At the time, Blackbird Interactive was working on a ground-based RTS game called Hardware: Shipbreakers, which soon became Homeworld: Shipbreakers and then Homeworld: Deserts of Kharak. Although the result is almost a different genre from its famous predecessors, it nonetheless managed to win respect for how it combined accessibility with a fair amount of depth, thus creating something that is not just suited for both RTS beginners and experts but also a respectable addition to the series to which it belongs.
Total War: Warhammer
For people who are unfamiliar with the source material, Total War: Warhammer is based on the setting of Warhammer Fantasy Battle, which was a tabletop wargame that made extensive use of fantasy favorites but provided them with its own unique twist. For example, the Empire of Man relies on pike and shot rather than older models of warfare from the Middle Ages, Bretonnia is a mix between Arthurian chivalry and the ancient regime, and their barbaric counterparts to the far north tends to look like the cover of a heavy metal album more often than not. Regardless, Total War: Warhammer’s success was a big surprise for two reasons.
First, the people behind the Total War franchise have never worked with a fantasy setting before, which makes the success of their first attempt all the more surprising considering their less than stellar record with the releases of some of their previous entries in their franchise. Second, Warhammer Fantasy Battle was phased out just before the release of Total War: Warhammer so that it could be replaced with a successor called Age of Sigmar, which alienated a fair-sized chunk of the fandom. Under these circumstances, it is amazing that Total War: Warhammer managed to sell so well, though to be fair, the two franchises made for a natural combination. Never mind how chances are good that Total War: Warhammer will be some of the last content that fans of the Warhammer Fantasy Battles setting can expect to see for a long, long time to come.
The success of video games means that more and more companies are searching for the next big thing, meaning that more and more video games are being made with bigger and bigger budgets. However, there are video games released from time to time that remind us the single most important thing about them isn’t their graphics but their gameplay, with Stardew Valley being an excellent example. In brief, people who are familiar with the Harvest Moon franchise will recognize it as the creator’s take on those games, but with a surprisingly realistic cast of characters set in a similarly quirky setting.
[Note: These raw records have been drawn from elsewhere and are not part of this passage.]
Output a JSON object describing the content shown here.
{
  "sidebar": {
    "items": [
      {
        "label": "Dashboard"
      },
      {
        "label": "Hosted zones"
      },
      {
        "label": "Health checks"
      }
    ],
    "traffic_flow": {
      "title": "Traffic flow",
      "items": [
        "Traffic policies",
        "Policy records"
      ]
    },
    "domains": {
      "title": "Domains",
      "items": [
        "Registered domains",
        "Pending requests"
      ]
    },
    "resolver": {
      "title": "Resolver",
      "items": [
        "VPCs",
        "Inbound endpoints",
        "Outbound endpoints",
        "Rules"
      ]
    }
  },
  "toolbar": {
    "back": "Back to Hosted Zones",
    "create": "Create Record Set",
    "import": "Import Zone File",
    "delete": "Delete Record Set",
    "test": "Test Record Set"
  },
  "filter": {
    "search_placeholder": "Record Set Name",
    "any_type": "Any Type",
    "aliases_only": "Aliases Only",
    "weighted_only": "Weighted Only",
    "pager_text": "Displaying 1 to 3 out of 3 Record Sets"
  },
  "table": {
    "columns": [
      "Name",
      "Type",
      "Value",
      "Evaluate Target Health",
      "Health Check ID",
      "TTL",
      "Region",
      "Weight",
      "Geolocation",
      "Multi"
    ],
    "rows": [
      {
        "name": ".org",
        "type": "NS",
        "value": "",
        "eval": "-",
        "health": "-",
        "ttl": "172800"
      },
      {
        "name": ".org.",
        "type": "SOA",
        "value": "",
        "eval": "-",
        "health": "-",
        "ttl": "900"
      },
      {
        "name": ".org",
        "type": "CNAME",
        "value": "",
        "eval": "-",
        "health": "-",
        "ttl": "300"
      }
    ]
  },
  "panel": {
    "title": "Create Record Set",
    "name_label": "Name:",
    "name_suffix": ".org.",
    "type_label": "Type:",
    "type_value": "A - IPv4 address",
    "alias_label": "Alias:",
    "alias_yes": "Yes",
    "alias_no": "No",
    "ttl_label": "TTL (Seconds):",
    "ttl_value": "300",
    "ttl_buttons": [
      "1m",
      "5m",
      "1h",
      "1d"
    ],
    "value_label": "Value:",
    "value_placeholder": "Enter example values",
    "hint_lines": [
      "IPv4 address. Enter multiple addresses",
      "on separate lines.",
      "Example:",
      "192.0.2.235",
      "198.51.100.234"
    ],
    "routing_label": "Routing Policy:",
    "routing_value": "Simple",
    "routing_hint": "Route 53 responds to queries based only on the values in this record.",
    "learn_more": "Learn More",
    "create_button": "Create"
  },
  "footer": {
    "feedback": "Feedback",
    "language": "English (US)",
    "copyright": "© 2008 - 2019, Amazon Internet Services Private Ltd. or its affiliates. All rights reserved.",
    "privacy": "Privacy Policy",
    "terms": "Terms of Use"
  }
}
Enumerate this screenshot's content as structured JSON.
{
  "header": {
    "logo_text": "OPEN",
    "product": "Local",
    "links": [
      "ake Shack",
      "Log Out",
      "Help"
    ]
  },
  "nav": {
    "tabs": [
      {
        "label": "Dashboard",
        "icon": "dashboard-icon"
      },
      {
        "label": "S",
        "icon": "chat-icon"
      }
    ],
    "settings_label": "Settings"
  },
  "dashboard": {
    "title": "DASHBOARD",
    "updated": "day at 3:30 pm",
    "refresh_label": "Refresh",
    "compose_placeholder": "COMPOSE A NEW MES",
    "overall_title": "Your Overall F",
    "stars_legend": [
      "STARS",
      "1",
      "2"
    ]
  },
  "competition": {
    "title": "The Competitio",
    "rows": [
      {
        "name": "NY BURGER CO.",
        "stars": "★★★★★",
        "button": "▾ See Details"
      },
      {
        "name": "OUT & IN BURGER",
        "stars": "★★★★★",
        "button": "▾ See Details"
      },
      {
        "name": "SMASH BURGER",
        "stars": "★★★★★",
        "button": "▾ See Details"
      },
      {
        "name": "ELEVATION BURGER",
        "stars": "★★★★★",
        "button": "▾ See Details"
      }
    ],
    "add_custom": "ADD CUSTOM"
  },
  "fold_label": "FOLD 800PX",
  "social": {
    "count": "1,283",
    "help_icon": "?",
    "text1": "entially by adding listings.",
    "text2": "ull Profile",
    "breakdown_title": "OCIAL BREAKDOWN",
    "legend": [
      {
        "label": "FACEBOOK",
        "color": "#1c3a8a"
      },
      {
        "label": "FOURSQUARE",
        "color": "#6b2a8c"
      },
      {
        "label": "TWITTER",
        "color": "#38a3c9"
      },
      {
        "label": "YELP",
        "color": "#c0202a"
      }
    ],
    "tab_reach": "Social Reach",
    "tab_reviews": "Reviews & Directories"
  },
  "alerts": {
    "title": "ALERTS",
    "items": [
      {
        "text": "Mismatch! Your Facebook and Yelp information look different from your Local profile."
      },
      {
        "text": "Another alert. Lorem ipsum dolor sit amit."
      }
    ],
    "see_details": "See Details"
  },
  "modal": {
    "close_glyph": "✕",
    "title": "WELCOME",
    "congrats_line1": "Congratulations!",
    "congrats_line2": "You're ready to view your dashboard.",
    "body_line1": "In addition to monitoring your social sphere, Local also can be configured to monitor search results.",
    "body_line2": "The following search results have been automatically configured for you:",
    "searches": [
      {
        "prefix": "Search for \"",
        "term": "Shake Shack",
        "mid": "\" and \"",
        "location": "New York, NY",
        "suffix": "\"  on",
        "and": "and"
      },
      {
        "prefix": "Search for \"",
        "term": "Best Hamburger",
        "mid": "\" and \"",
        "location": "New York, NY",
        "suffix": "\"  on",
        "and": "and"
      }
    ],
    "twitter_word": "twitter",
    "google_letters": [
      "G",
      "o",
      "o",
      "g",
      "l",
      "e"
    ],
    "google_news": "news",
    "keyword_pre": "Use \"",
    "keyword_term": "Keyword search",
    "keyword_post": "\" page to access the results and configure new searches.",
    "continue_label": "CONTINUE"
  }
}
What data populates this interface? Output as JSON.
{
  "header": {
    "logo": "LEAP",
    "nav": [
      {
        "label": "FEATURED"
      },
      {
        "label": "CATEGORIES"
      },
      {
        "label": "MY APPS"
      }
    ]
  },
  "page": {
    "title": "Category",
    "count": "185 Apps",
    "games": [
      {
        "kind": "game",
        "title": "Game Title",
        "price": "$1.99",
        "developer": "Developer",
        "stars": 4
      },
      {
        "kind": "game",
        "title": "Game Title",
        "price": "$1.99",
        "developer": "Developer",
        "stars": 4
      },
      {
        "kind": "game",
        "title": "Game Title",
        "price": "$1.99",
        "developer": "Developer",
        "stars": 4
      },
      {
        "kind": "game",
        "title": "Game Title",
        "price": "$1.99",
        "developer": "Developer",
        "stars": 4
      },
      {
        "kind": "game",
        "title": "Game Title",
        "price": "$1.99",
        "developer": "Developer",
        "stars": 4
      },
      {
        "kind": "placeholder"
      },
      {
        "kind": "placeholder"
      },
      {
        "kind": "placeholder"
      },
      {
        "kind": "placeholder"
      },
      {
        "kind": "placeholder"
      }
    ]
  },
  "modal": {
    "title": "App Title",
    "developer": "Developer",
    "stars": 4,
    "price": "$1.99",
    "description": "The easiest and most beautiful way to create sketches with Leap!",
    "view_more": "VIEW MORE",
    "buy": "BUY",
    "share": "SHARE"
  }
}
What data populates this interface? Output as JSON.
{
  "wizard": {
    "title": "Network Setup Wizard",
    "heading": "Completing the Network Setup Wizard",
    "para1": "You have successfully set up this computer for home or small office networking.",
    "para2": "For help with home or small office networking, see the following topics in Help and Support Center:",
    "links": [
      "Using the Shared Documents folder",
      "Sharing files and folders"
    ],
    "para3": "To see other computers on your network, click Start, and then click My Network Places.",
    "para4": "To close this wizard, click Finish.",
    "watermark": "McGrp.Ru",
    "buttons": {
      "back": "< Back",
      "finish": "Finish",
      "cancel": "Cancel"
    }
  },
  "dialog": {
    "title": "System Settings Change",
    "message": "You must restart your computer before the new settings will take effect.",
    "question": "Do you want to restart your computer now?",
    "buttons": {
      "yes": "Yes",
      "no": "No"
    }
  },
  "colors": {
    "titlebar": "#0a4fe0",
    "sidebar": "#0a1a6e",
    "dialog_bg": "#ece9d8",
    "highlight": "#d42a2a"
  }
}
For people who are not so familiar with the Harvest Moon franchise, think of Stardew Valley as a cross between a RPG and a farm simulation, which can sound boring but will nonetheless prove to be one of those “one more turn” games that can take up hours and hours of the player’s free time. What is most surprising about Stardew Valley is that it is the product of a single person’s labor, which goes to show that even lone individuals can do amazing things when they are willing to focus all of their time and effort into something.